* _YOUR TASK_:
Read the material below. Count the lines containing "Users" and give that count alone.

START EXERCISE MATERIALS

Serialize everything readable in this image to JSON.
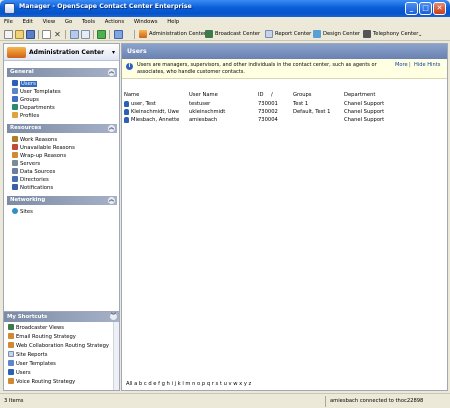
{
  "window": {
    "title": "Manager - OpenScape Contact Center Enterprise",
    "controls": {
      "minimize": "_",
      "maximize": "□",
      "close": "✕"
    }
  },
  "menu": [
    "File",
    "Edit",
    "View",
    "Go",
    "Tools",
    "Actions",
    "Windows",
    "Help"
  ],
  "toolbar": {
    "admin_center": "Administration Center",
    "broadcast_center": "Broadcast Center",
    "report_center": "Report Center",
    "design_center": "Design Center",
    "telephony_center": "Telephony Center"
  },
  "sidebar": {
    "header": "Administration Center",
    "sections": [
      {
        "title": "General",
        "items": [
          "Users",
          "User Templates",
          "Groups",
          "Departments",
          "Profiles"
        ]
      },
      {
        "title": "Resources",
        "items": [
          "Work Reasons",
          "Unavailable Reasons",
          "Wrap-up Reasons",
          "Servers",
          "Data Sources",
          "Directories",
          "Notifications"
        ]
      },
      {
        "title": "Networking",
        "items": [
          "Sites"
        ]
      }
    ]
  },
  "shortcuts": {
    "title": "My Shortcuts",
    "items": [
      "Broadcaster Views",
      "Email Routing Strategy",
      "Web Collaboration Routing Strategy",
      "Site Reports",
      "User Templates",
      "Users",
      "Voice Routing Strategy"
    ]
  },
  "main": {
    "title": "Users",
    "hint": "Users are managers, supervisors, and other individuals in the contact center, such as agents or associates, who handle customer contacts.",
    "more": "More",
    "hide_hints": "Hide Hints",
    "columns": [
      "Name",
      "User Name",
      "ID",
      "Groups",
      "Department"
    ],
    "rows": [
      {
        "name": "user, Test",
        "username": "testuser",
        "id": "730001",
        "groups": "Test 1",
        "department": "Chanel Support"
      },
      {
        "name": "Kleinschmidt, Uwe",
        "username": "ukleinschmidt",
        "id": "730002",
        "groups": "Default, Test 1",
        "department": "Chanel Support"
      },
      {
        "name": "Miesbach, Annette",
        "username": "amiesbach",
        "id": "730004",
        "groups": "",
        "department": "Chanel Support"
      }
    ],
    "alphabet": "All  a  b  c  d  e  f  g  h  i  j  k  l  m  n  o  p  q  r  s  t  u  v  w  x  y  z"
  },
  "status": {
    "items": "3 Items",
    "connection": "amiesbach connected to thoc22898"
  }
}
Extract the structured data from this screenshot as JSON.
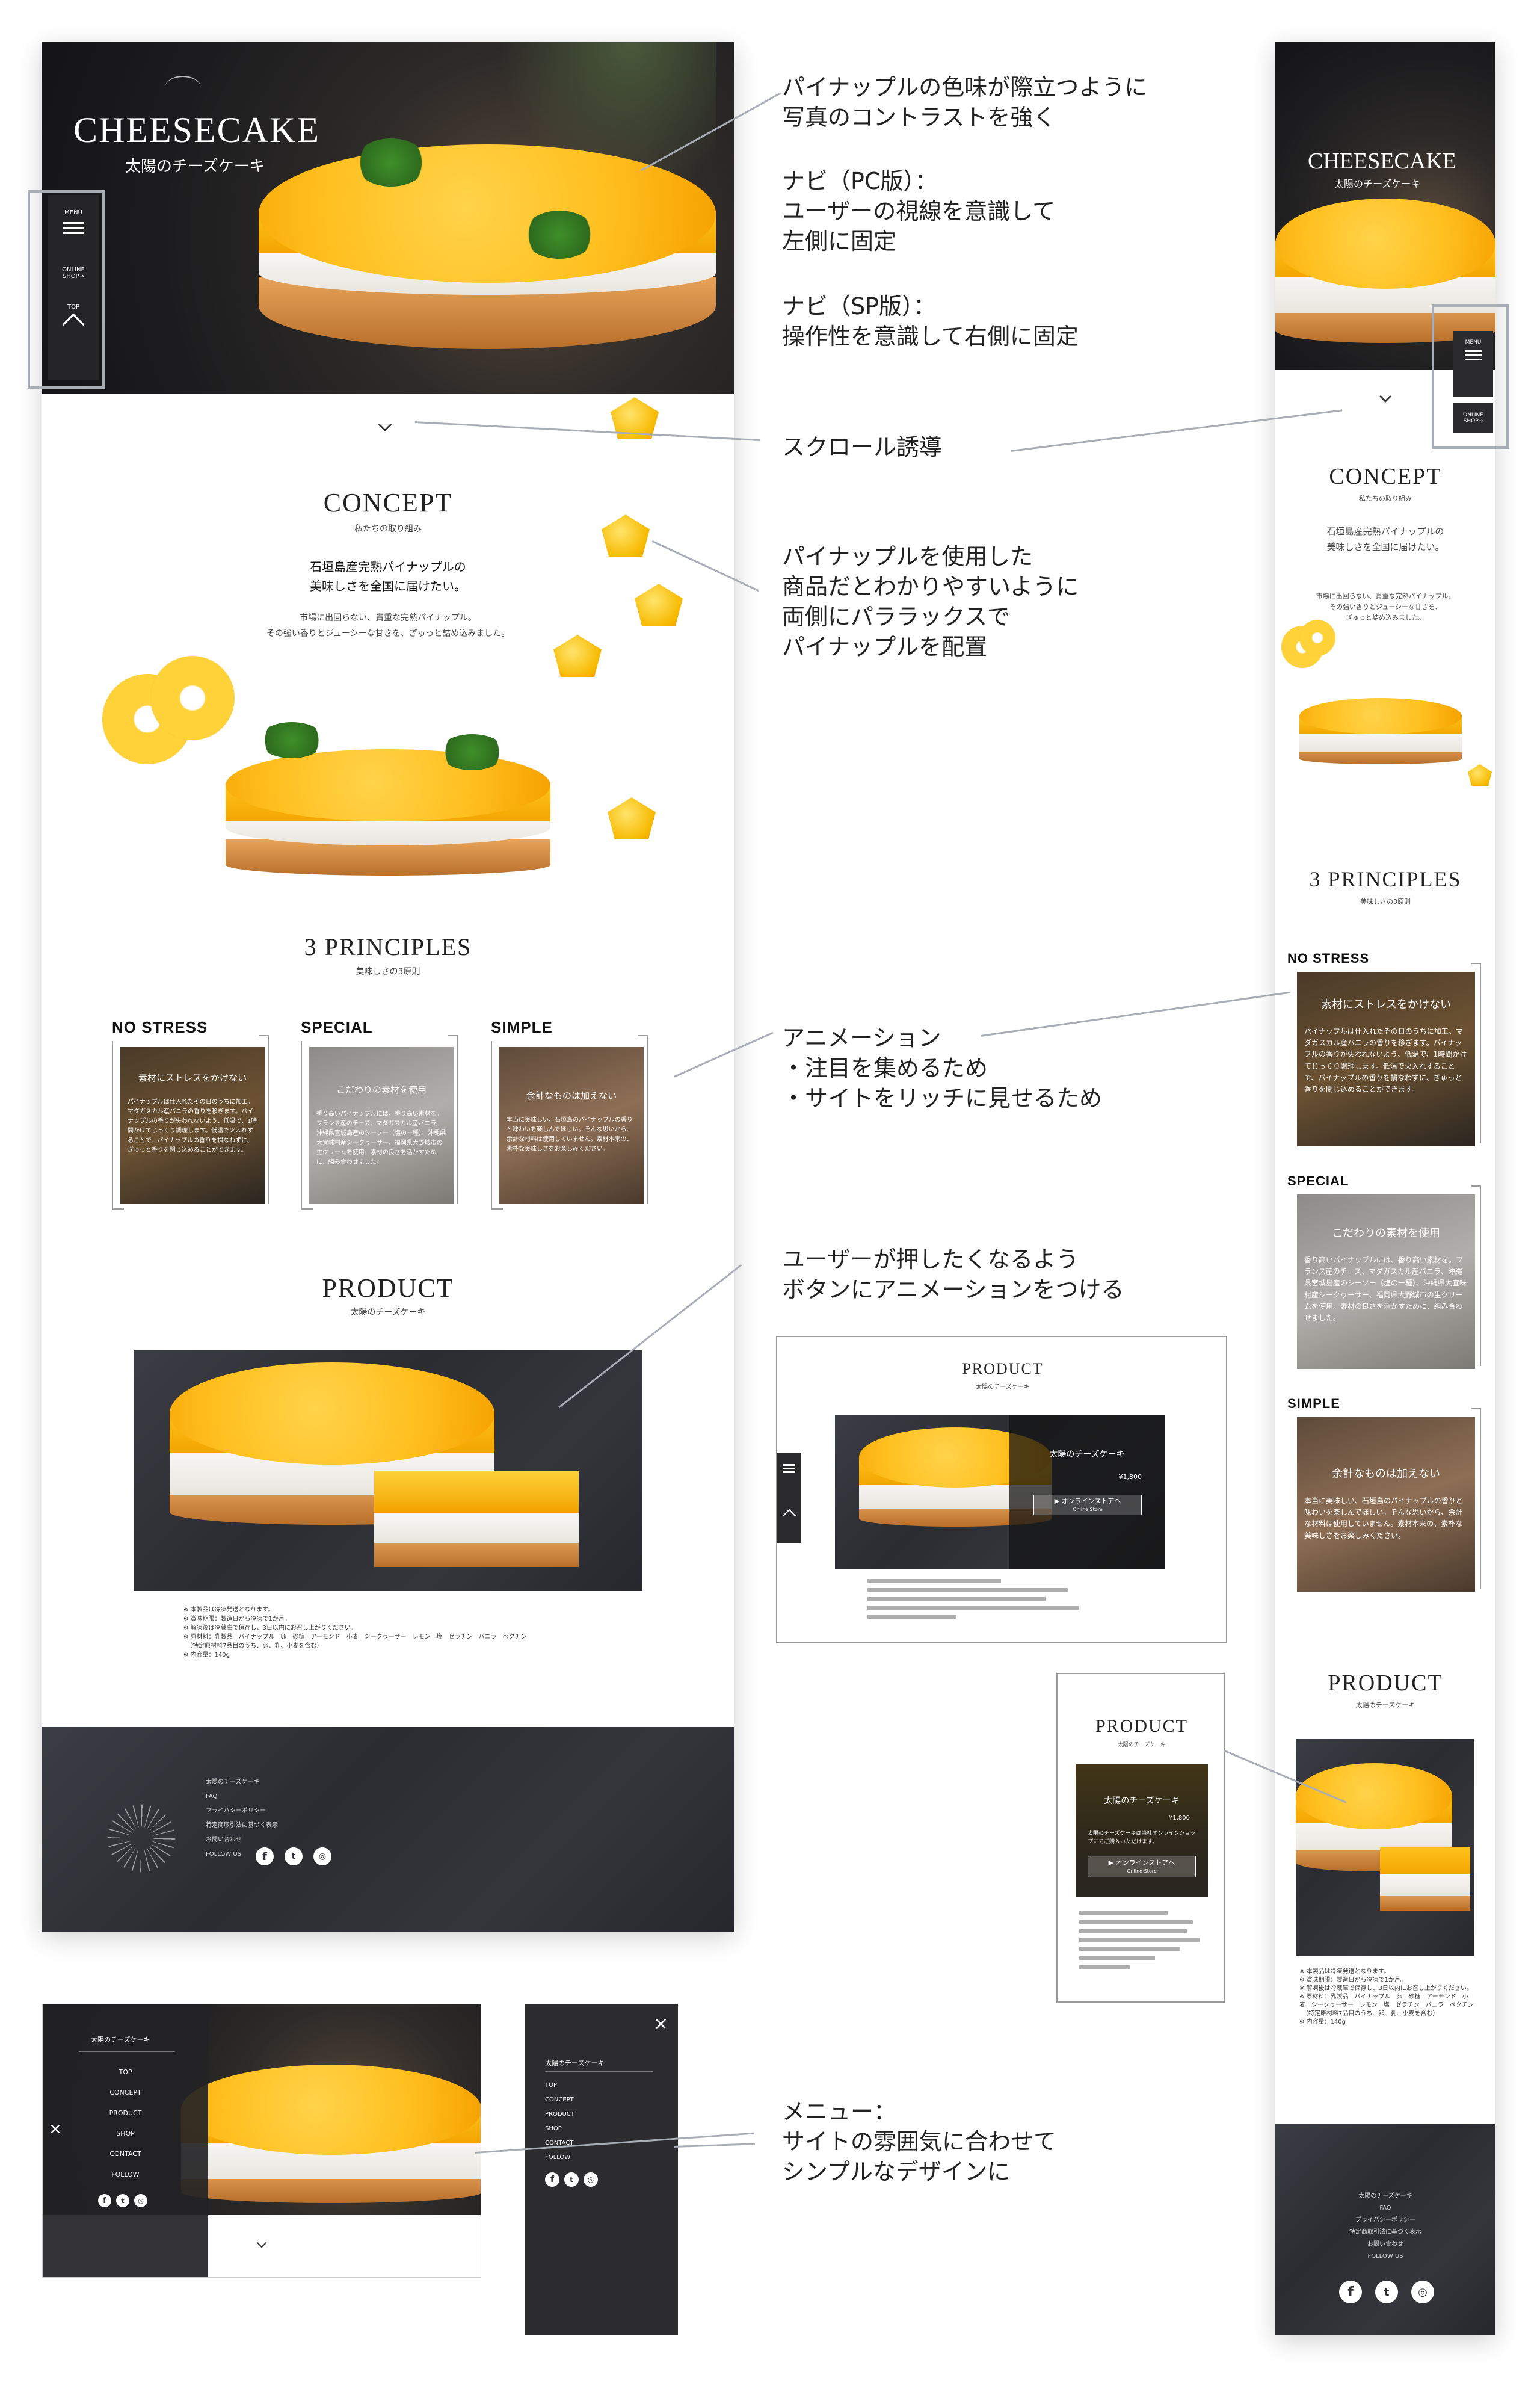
{
  "hero": {
    "title": "CHEESECAKE",
    "subtitle": "太陽のチーズケーキ"
  },
  "nav_pc": {
    "menu": "MENU",
    "online_shop": "ONLINE\nSHOP→",
    "top": "TOP"
  },
  "nav_sp": {
    "menu": "MENU",
    "online_shop": "ONLINE\nSHOP→"
  },
  "concept": {
    "title": "CONCEPT",
    "subtitle": "私たちの取り組み",
    "lead": "石垣島産完熟パイナップルの\n美味しさを全国に届けたい。",
    "body": "市場に出回らない、貴重な完熟パイナップル。\nその強い香りとジューシーな甘さを、ぎゅっと詰め込みました。",
    "body_sp": "市場に出回らない、貴重な完熟パイナップル。\nその強い香りとジューシーな甘さを、\nぎゅっと詰め込みました。"
  },
  "principles": {
    "title": "3 PRINCIPLES",
    "subtitle": "美味しさの3原則",
    "items": [
      {
        "label": "NO STRESS",
        "heading": "素材にストレスをかけない",
        "text": "パイナップルは仕入れたその日のうちに加工。マダガスカル産バニラの香りを移ぎます。パイナップルの香りが失われないよう、低温で、1時間かけてじっくり調理します。低温で火入れすることで、パイナップルの香りを損なわずに、ぎゅっと香りを閉じ込めることができます。"
      },
      {
        "label": "SPECIAL",
        "heading": "こだわりの素材を使用",
        "text": "香り高いパイナップルには、香り高い素材を。フランス産のチーズ、マダガスカル産バニラ、沖縄県宮城島産のシーソー（塩の一種）、沖縄県大宜味村産シークヮーサー、福岡県大野城市の生クリームを使用。素材の良さを活かすために、組み合わせました。"
      },
      {
        "label": "SIMPLE",
        "heading": "余計なものは加えない",
        "text": "本当に美味しい、石垣島のパイナップルの香りと味わいを楽しんでほしい。そんな思いから、余計な材料は使用していません。素材本来の、素朴な美味しさをお楽しみください。"
      }
    ]
  },
  "product": {
    "title": "PRODUCT",
    "subtitle": "太陽のチーズケーキ",
    "overlay_title": "太陽のチーズケーキ",
    "price": "¥1,800",
    "overlay_desc": "太陽のチーズケーキは当社オンラインショップにてご購入いただけます。",
    "shop_button": "▶ オンラインストアへ",
    "shop_button_sub": "Online Store",
    "notes": [
      "※ 本製品は冷凍発送となります。",
      "※ 賞味期限：製造日から冷凍で1か月。",
      "※ 解凍後は冷蔵庫で保存し、3日以内にお召し上がりください。",
      "※ 原材料：乳製品　パイナップル　卵　砂糖　アーモンド　小麦　シークヮーサー　レモン　塩　ゼラチン　バニラ　ペクチン",
      "　（特定原材料7品目のうち、卵、乳、小麦を含む）",
      "※ 内容量：140g"
    ]
  },
  "footer": {
    "links": [
      "太陽のチーズケーキ",
      "FAQ",
      "プライバシーポリシー",
      "特定商取引法に基づく表示",
      "お問い合わせ",
      "FOLLOW US"
    ]
  },
  "menu_panel": {
    "brand": "太陽のチーズケーキ",
    "items": [
      "TOP",
      "CONCEPT",
      "PRODUCT",
      "SHOP",
      "CONTACT",
      "FOLLOW"
    ],
    "close": "×"
  },
  "annotations": [
    "パイナップルの色味が際立つように\n写真のコントラストを強く",
    "ナビ（PC版）：\nユーザーの視線を意識して\n左側に固定",
    "ナビ（SP版）：\n操作性を意識して右側に固定",
    "スクロール誘導",
    "パイナップルを使用した\n商品だとわかりやすいように\n両側にパララックスで\nパイナップルを配置",
    "アニメーション\n・注目を集めるため\n・サイトをリッチに見せるため",
    "ユーザーが押したくなるよう\nボタンにアニメーションをつける",
    "メニュー：\nサイトの雰囲気に合わせて\nシンプルなデザインに"
  ],
  "icons": {
    "menu": "hamburger-icon",
    "close": "close-icon",
    "up": "chevron-up-icon",
    "down": "chevron-down-icon",
    "social": [
      "facebook-icon",
      "twitter-icon",
      "instagram-icon"
    ],
    "logo": "sunburst-logo-icon"
  },
  "colors": {
    "accent": "#f7b500",
    "dark": "#2c2e33",
    "annotation_line": "#a9adb5"
  }
}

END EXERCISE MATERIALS

* _RESULT FOR THIS TASK_:
4